Android Push Notifications
We have recently migrated our push notifications servers to a bigger, better and faster one in order to accommodate for our increasing userbase. While testing, we found out that Android devices are not receiving all the push notifications that we were sending. After some research, we learned about Android’s battery optimization practice called Doze and Standby. So if you are reading this, below is a very quick summary of what it is and what it means to you.
Doze and Standy
Starting from Android 6.0 [Marshmallow], Android introduces two power-saving features that extend battery life for users … Doze reduces battery consumption by deferring background CPU and network activity for apps when the device is unused for long periods of time. App Standby defers background network activity for apps with which the user has not recently interacted.https://developer.android.com/training/monitoring-device-state/doze-standby
What it means is that if you do not use your mobile phone for a while, your phone goes to Doze and if you do not interact with Aussie Bargain for a while, it goes to Standby mode. In both cases, any network (including receiving notifications) will be deferred to certain window of time.
This is done in order to save battery for users by limiting network calls by only providing a small window to connect. The time between each window increases exponentially the longer you do not use your phone. Your phone leaves the Doze / Standby mode if you use your phone / Aussie Bargain which then enables all notifications to be received.
Well, glad you asked. Now that you know what Doze and Standby is. Let’s talk about what we can do and what you can do. We would also like to know your opinion on how to proceed.
When we send out push notifications at the moment, we are sending it with Normal priority, which is like most notifications. When your phone is in doze (meaning, you didn’t touch your phone for a while), notifications will be deferred to the next window of maintenance. We can however change that to send our notifications with High priority which will be able to call for network and guarantee message delivery. But that comes at a cost of slightly increased battery usage (3-5% per day?). What do you think of that?

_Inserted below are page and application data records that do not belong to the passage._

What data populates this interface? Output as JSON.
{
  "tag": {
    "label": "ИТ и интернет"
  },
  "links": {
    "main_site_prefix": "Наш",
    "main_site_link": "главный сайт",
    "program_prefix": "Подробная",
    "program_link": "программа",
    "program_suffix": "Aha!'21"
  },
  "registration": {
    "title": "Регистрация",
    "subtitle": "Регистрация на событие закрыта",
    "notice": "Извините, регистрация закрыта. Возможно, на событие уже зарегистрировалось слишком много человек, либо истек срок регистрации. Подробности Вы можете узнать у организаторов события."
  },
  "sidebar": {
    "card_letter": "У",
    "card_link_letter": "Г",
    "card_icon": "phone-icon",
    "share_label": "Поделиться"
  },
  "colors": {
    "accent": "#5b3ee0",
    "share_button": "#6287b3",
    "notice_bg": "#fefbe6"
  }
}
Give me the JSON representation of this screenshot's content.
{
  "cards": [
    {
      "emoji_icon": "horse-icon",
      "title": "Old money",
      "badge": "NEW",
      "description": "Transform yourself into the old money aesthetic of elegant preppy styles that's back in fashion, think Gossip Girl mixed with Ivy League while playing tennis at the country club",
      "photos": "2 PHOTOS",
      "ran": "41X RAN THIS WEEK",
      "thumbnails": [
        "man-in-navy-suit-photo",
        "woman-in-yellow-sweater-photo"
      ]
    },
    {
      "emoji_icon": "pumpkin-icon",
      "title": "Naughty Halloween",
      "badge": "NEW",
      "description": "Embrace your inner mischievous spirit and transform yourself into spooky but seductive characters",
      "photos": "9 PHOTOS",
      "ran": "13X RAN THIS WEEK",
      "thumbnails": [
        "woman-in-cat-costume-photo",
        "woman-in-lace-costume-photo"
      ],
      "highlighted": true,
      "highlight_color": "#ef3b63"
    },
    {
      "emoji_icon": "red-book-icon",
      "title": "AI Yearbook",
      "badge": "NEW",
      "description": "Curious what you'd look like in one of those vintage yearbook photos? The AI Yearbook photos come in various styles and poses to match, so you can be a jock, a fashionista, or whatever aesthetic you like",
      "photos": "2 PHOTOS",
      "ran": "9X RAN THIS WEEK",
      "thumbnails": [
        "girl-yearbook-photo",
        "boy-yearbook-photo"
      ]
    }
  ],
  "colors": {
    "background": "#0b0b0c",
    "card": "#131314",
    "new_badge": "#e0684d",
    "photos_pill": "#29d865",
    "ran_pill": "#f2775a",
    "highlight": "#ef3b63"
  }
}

When you do not use Aussie Bargain for a while (varies depending on phones) or did not interact with any of the notifications received (Tap or snooze?), Android will place the app in App Standby mode. There are four buckets that the app can go into. ACTIVE, WORKING_SET, FREQUENT and RARE. When the app is in ACTIVE or WORKING_SET, no problem. When it reaches FREQUENT and RARE notifications may be discarded on your end. (To find out about an app standby status, go to developer options and look for Standby apps). This is more severe than Doze as we are limited in being able to lift your phone out of App Standby. There are three ways this can happen:
- Easiest one: Use Aussie Bargain =). Launching the app places the app in the Active ensuring you get all notifications.
- High Priority Message. If Aussie Bargain is in the FREQUENT or RARE bucket, it is limited in a sense that we can only request for network up to a maximum of 10 times per day (in FREQUENT) or 5 times a day (in RARE) even on High priority messages. This means you will get at most 10 deal notifications per day (1 hour of OzB?).
- You whitelist Aussie Bargain to allow access to call for network even in doze or standby. This means to disable battery optimization specifically for Aussie Bargain. You can do so by manually going to:
Users can manually configure the whitelist in Settings > Battery > Battery Optimization. (Source).
Or we can include a feature to request for permission to do so in a future version.
What do you think of that?
There you have it folks. We thought we would inform you of this issue we have and decide on how to move forward in order to better serve you. If you have any question / suggestions, please do not hesitate to contact us.